◆ **Task description**
Copy the data exactly as it appears, and do not include any pictures.

[Interface dataset entries]
○ ○ ○ ○ ○ ○ ○
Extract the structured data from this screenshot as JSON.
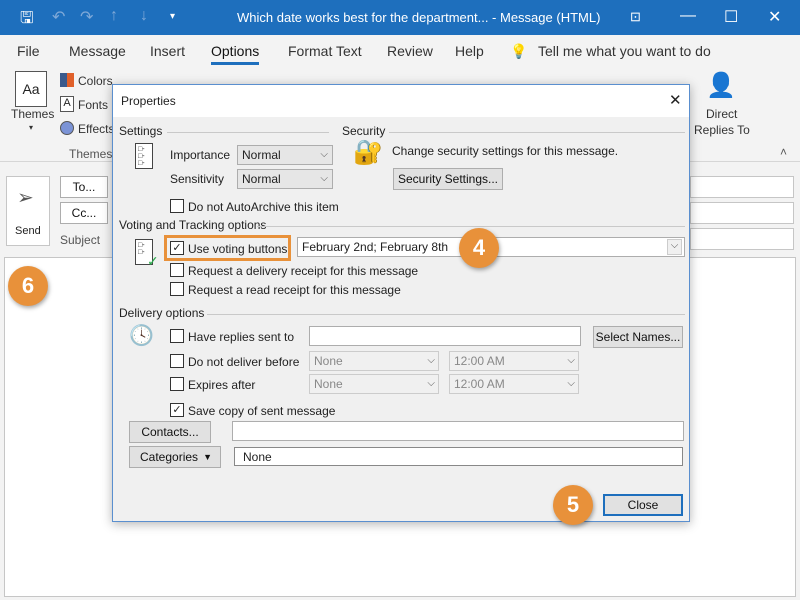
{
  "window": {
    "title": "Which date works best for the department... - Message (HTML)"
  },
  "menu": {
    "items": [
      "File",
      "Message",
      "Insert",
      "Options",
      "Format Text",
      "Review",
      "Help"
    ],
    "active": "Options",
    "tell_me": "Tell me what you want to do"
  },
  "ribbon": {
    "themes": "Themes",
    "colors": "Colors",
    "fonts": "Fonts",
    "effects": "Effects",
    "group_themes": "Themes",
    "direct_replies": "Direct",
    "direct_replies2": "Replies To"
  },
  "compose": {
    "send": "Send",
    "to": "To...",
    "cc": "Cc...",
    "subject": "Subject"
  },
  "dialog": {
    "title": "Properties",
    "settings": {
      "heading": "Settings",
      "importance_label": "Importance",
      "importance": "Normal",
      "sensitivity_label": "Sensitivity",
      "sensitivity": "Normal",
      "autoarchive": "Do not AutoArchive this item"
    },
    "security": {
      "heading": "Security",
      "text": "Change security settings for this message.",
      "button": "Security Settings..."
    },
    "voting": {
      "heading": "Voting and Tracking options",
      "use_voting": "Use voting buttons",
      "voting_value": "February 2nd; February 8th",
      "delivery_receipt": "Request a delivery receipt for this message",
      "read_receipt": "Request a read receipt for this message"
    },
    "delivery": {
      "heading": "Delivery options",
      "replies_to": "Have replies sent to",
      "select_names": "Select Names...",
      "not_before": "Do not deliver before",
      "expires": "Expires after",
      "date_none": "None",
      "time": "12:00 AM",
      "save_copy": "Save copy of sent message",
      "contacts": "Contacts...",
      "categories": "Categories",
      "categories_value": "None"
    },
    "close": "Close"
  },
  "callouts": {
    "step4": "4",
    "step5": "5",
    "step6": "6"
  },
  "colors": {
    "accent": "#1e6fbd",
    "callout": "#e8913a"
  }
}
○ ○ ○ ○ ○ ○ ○
◆ **Answer below**
Extract the structured data from this screenshot as JSON.
{
  "window": {
    "title": "Which date works best for the department... - Message (HTML)"
  },
  "menu": {
    "items": [
      "File",
      "Message",
      "Insert",
      "Options",
      "Format Text",
      "Review",
      "Help"
    ],
    "active": "Options",
    "tell_me": "Tell me what you want to do"
  },
  "ribbon": {
    "themes": "Themes",
    "colors": "Colors",
    "fonts": "Fonts",
    "effects": "Effects",
    "group_themes": "Themes",
    "direct_replies": "Direct",
    "direct_replies2": "Replies To"
  },
  "compose": {
    "send": "Send",
    "to": "To...",
    "cc": "Cc...",
    "subject": "Subject"
  },
  "dialog": {
    "title": "Properties",
    "settings": {
      "heading": "Settings",
      "importance_label": "Importance",
      "importance": "Normal",
      "sensitivity_label": "Sensitivity",
      "sensitivity": "Normal",
      "autoarchive": "Do not AutoArchive this item"
    },
    "security": {
      "heading": "Security",
      "text": "Change security settings for this message.",
      "button": "Security Settings..."
    },
    "voting": {
      "heading": "Voting and Tracking options",
      "use_voting": "Use voting buttons",
      "voting_value": "February 2nd; February 8th",
      "delivery_receipt": "Request a delivery receipt for this message",
      "read_receipt": "Request a read receipt for this message"
    },
    "delivery": {
      "heading": "Delivery options",
      "replies_to": "Have replies sent to",
      "select_names": "Select Names...",
      "not_before": "Do not deliver before",
      "expires": "Expires after",
      "date_none": "None",
      "time": "12:00 AM",
      "save_copy": "Save copy of sent message",
      "contacts": "Contacts...",
      "categories": "Categories",
      "categories_value": "None"
    },
    "close": "Close"
  },
  "callouts": {
    "step4": "4",
    "step5": "5",
    "step6": "6"
  },
  "colors": {
    "accent": "#1e6fbd",
    "callout": "#e8913a"
  }
}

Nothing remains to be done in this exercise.